Meanwhile, though, Bailey sold his rights with Miami’s Solar Water Heater Company buying them in 1923. In almost perpetually sunny southern Florida, the solar water heater business skyrocketed and, prior to World War II, the paper observed, 100,000 units were installed. Low-interest government loans and requirements for their use in government-owned housing helped foster the industry. Wartime rationing of materials curtailed growth.
After the war, cheap electricity, higher material prices for solar systems, and older systems were replaced by newer water heaters powered by electricity and gas. Yet, the article concluded, and remember this was almost 40 years ago:

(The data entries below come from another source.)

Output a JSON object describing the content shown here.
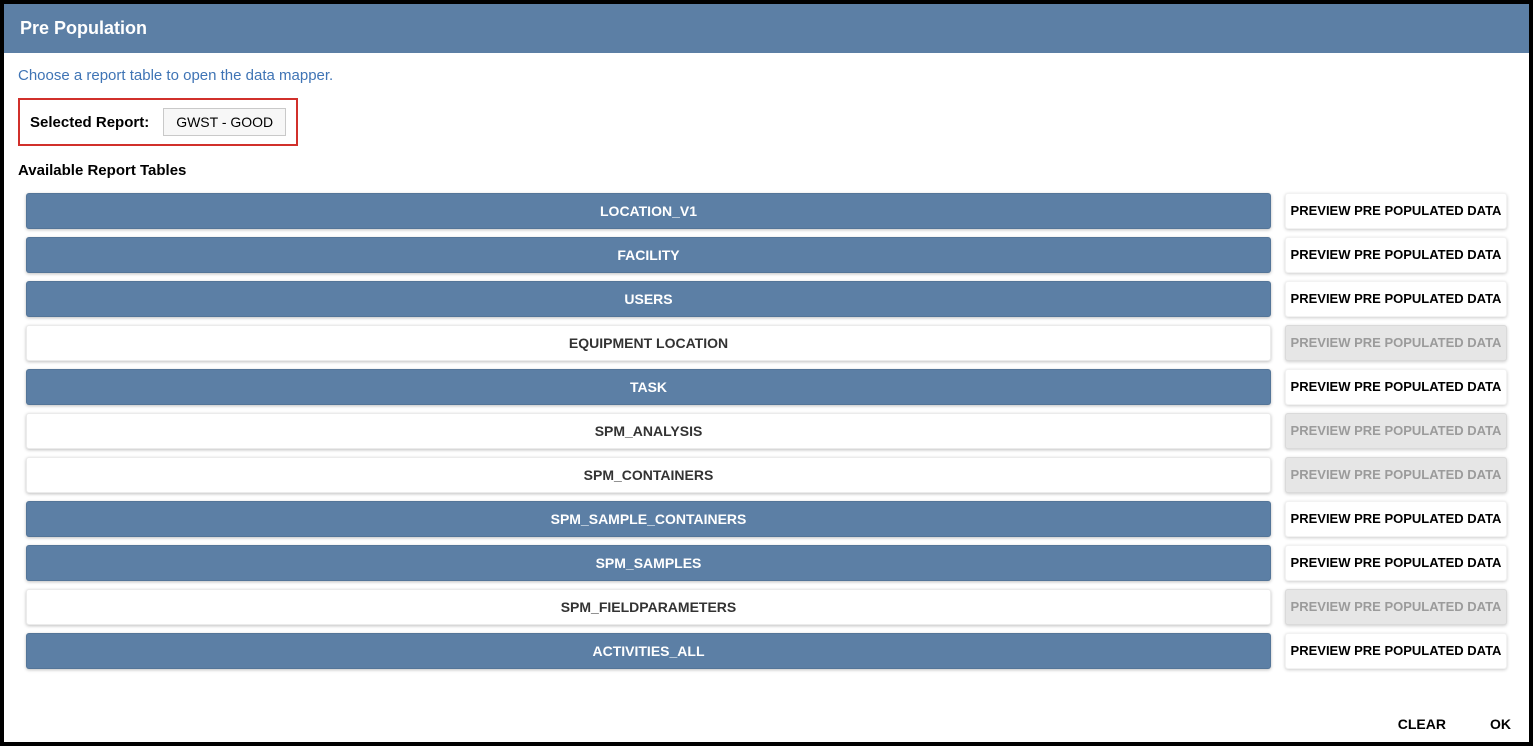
{
  "header": {
    "title": "Pre Population"
  },
  "instruction": "Choose a report table to open the data mapper.",
  "selectedReport": {
    "label": "Selected Report:",
    "value": "GWST - GOOD"
  },
  "availableLabel": "Available Report Tables",
  "previewLabel": "PREVIEW PRE POPULATED DATA",
  "tables": [
    {
      "name": "LOCATION_V1",
      "active": true,
      "previewEnabled": true
    },
    {
      "name": "FACILITY",
      "active": true,
      "previewEnabled": true
    },
    {
      "name": "USERS",
      "active": true,
      "previewEnabled": true
    },
    {
      "name": "EQUIPMENT LOCATION",
      "active": false,
      "previewEnabled": false
    },
    {
      "name": "TASK",
      "active": true,
      "previewEnabled": true
    },
    {
      "name": "SPM_ANALYSIS",
      "active": false,
      "previewEnabled": false
    },
    {
      "name": "SPM_CONTAINERS",
      "active": false,
      "previewEnabled": false
    },
    {
      "name": "SPM_SAMPLE_CONTAINERS",
      "active": true,
      "previewEnabled": true
    },
    {
      "name": "SPM_SAMPLES",
      "active": true,
      "previewEnabled": true
    },
    {
      "name": "SPM_FIELDPARAMETERS",
      "active": false,
      "previewEnabled": false
    },
    {
      "name": "ACTIVITIES_ALL",
      "active": true,
      "previewEnabled": true
    }
  ],
  "footer": {
    "clear": "CLEAR",
    "ok": "OK"
  }
}
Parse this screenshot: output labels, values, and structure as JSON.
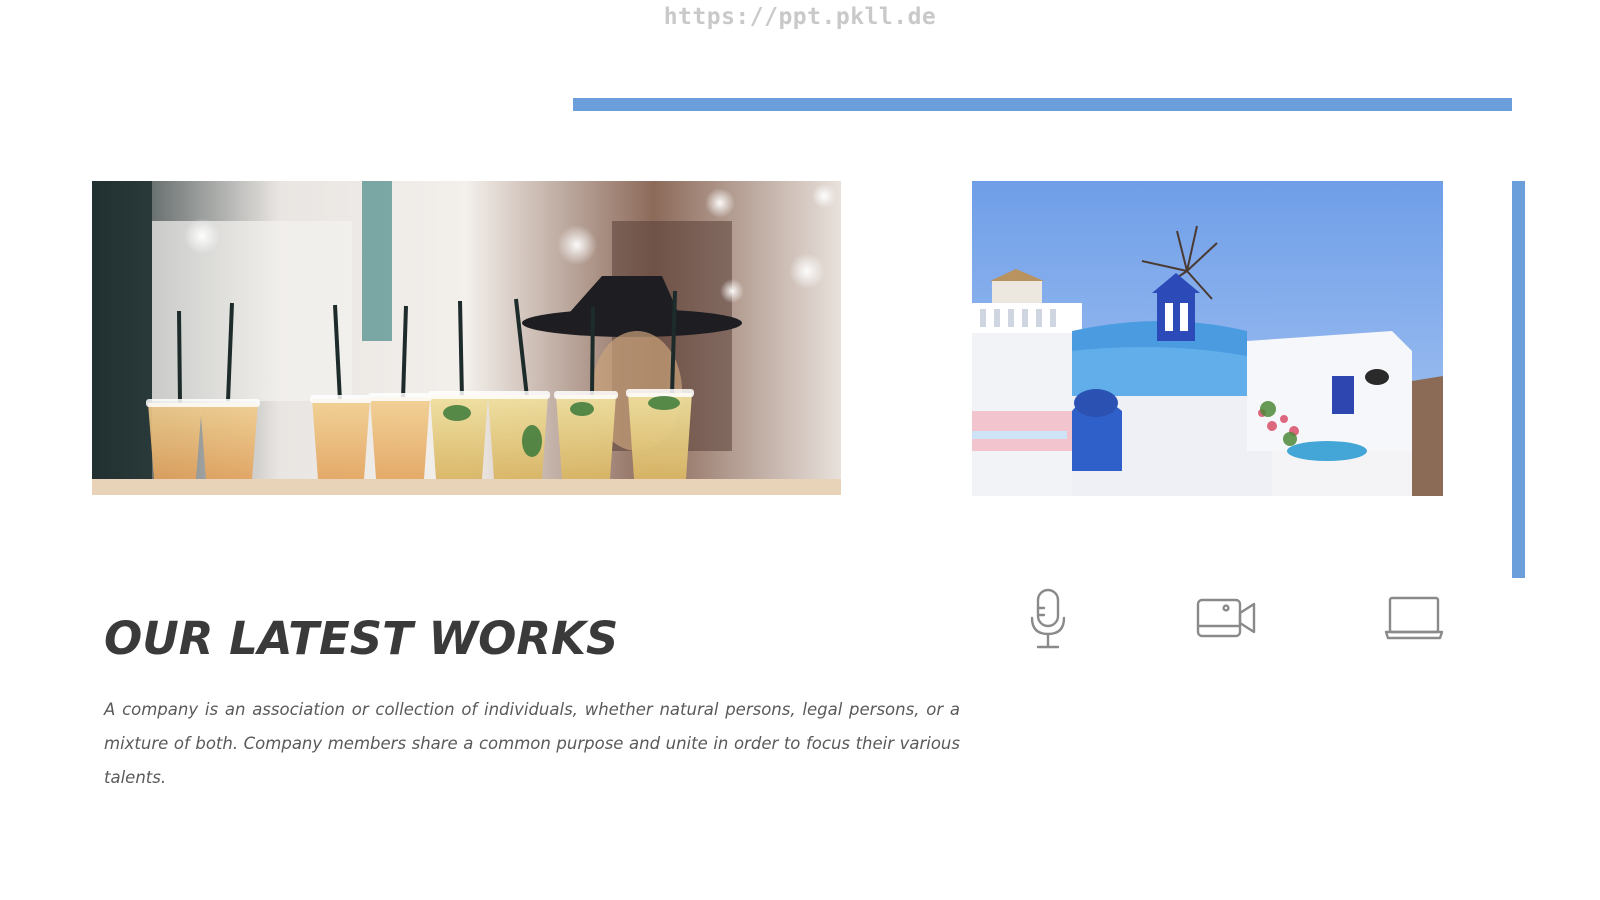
{
  "watermark": "https://ppt.pkll.de",
  "section": {
    "title": "OUR LATEST WORKS",
    "body": "A company is an association or collection of individuals, whether natural persons, legal persons, or a mixture of both. Company members share a common purpose and unite in order to focus their various talents."
  },
  "icons": [
    "microphone-icon",
    "video-camera-icon",
    "laptop-icon"
  ],
  "colors": {
    "accent": "#6a9fdb",
    "icon_stroke": "#8a8a8a",
    "title": "#3a3a3a",
    "body": "#5a5a5a",
    "watermark": "#c9c9c9"
  }
}
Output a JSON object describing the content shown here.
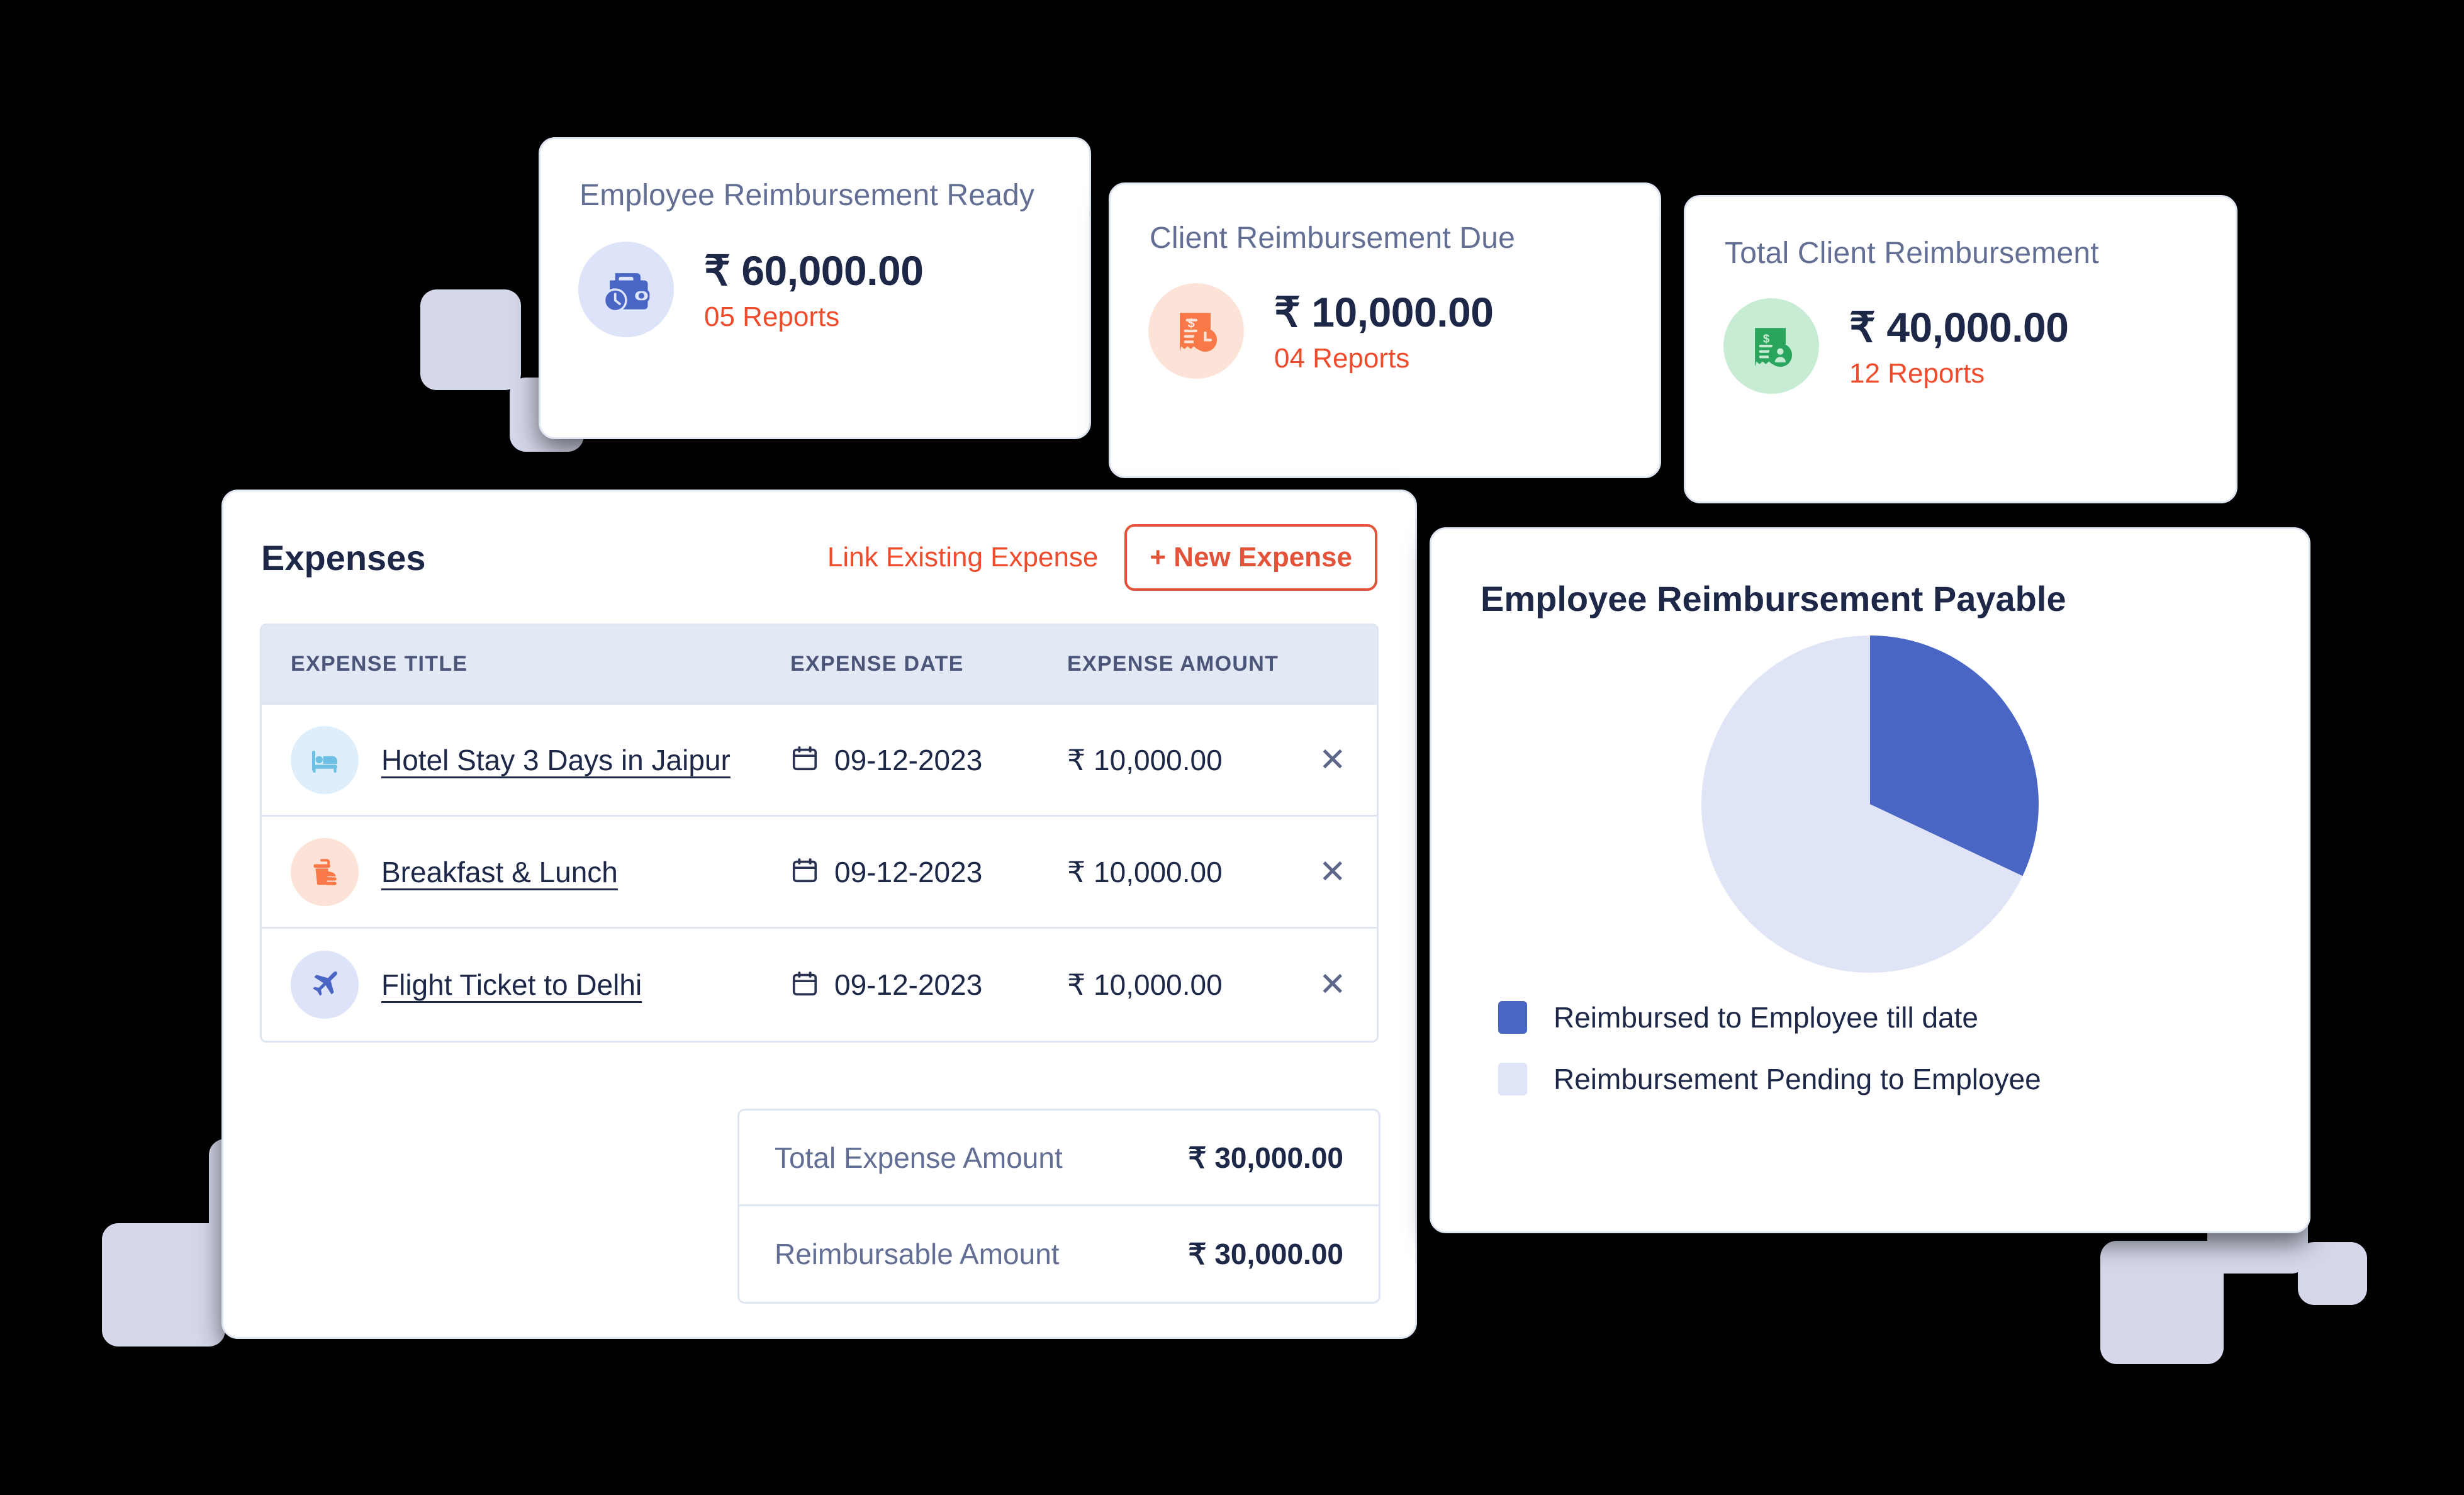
{
  "theme": {
    "accent_red": "#ef4b2d",
    "text_dark": "#1d2748",
    "text_muted": "#626e94",
    "card_border": "#dfe5f2",
    "deco_block": "#d4d8ea",
    "pie_blue": "#4a66c4",
    "pie_light": "#dfe4f7",
    "badge_blue_bg": "#dde3f8",
    "badge_orange_bg": "#fde3d7",
    "badge_green_bg": "#c8ebd3",
    "icon_blue": "#4a66c4",
    "icon_orange": "#f97847",
    "icon_green": "#2aa55e",
    "row_icon_hotel_bg": "#deeefa",
    "row_icon_hotel_fg": "#6ec0e4",
    "row_icon_food_bg": "#fde3d7",
    "row_icon_food_fg": "#f97847",
    "row_icon_flight_bg": "#dde3f8",
    "row_icon_flight_fg": "#4a66c4"
  },
  "kpi_cards": [
    {
      "title": "Employee Reimbursement Ready",
      "amount": "₹ 60,000.00",
      "reports": "05 Reports",
      "icon": "wallet-clock-icon"
    },
    {
      "title": "Client Reimbursement Due",
      "amount": "₹ 10,000.00",
      "reports": "04 Reports",
      "icon": "receipt-clock-icon"
    },
    {
      "title": "Total Client Reimbursement",
      "amount": "₹ 40,000.00",
      "reports": "12 Reports",
      "icon": "receipt-person-icon"
    }
  ],
  "expenses": {
    "heading": "Expenses",
    "link_existing_label": "Link Existing Expense",
    "new_expense_label": "+ New Expense",
    "columns": [
      "EXPENSE TITLE",
      "EXPENSE DATE",
      "EXPENSE AMOUNT"
    ],
    "rows": [
      {
        "icon": "bed-icon",
        "title": "Hotel Stay 3 Days in Jaipur",
        "date": "09-12-2023",
        "amount": "₹ 10,000.00",
        "remove": "✕"
      },
      {
        "icon": "food-drink-icon",
        "title": "Breakfast & Lunch",
        "date": "09-12-2023",
        "amount": "₹ 10,000.00",
        "remove": "✕"
      },
      {
        "icon": "airplane-icon",
        "title": "Flight Ticket to Delhi",
        "date": "09-12-2023",
        "amount": "₹ 10,000.00",
        "remove": "✕"
      }
    ],
    "totals": [
      {
        "label": "Total Expense Amount",
        "value": "₹ 30,000.00"
      },
      {
        "label": "Reimbursable Amount",
        "value": "₹ 30,000.00"
      }
    ]
  },
  "pie_panel": {
    "title": "Employee Reimbursement Payable"
  },
  "chart_data": {
    "type": "pie",
    "title": "Employee Reimbursement Payable",
    "categories": [
      "Reimbursed to Employee till date",
      "Reimbursement Pending to Employee"
    ],
    "values": [
      32,
      68
    ],
    "colors": [
      "#4a66c4",
      "#dfe4f7"
    ],
    "start_angle_deg": 0,
    "direction": "clockwise",
    "legend_position": "bottom-left",
    "grid": false,
    "labels_shown": false
  }
}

The sun provided a portion of America’s energy needs for almost 50 years. No pollution, radioactivity or raped landscapes remain as a legacy. The water heaters functioned quietly, cleanly and efficiently when no alternatives were available. This suggests that the sun can have a renaissance, using technologies that are little different from those developed in the early 20th century.
Today, the technologies have changed and vastly improved and solar energy is used in greater degrees year after year, especially in the Sun Belt, Hawaii and other sun-soaked regions. Climate change, not in the public discourse aside from a very few early prognosticators, is a major part of the motivation to develop cleaner forms of energy.
To know that, a century ago or so, solar panels were used to heat water might come as a great surprise to those reading this post. For a brief time, until the rise of natural gas and other factors, for the most part, diminished the demand, these systems were viable and in use locally and elsewhere.
The Temple family saw their value and invested in the solar water heating system, almost certainly Day and Night products, for the Workman House and La Casa Nueva and were at the vanguard of an emerging technology foreshadowing the future. This pamphlet, along with photos of the houses and the panels, helps illustrate that story.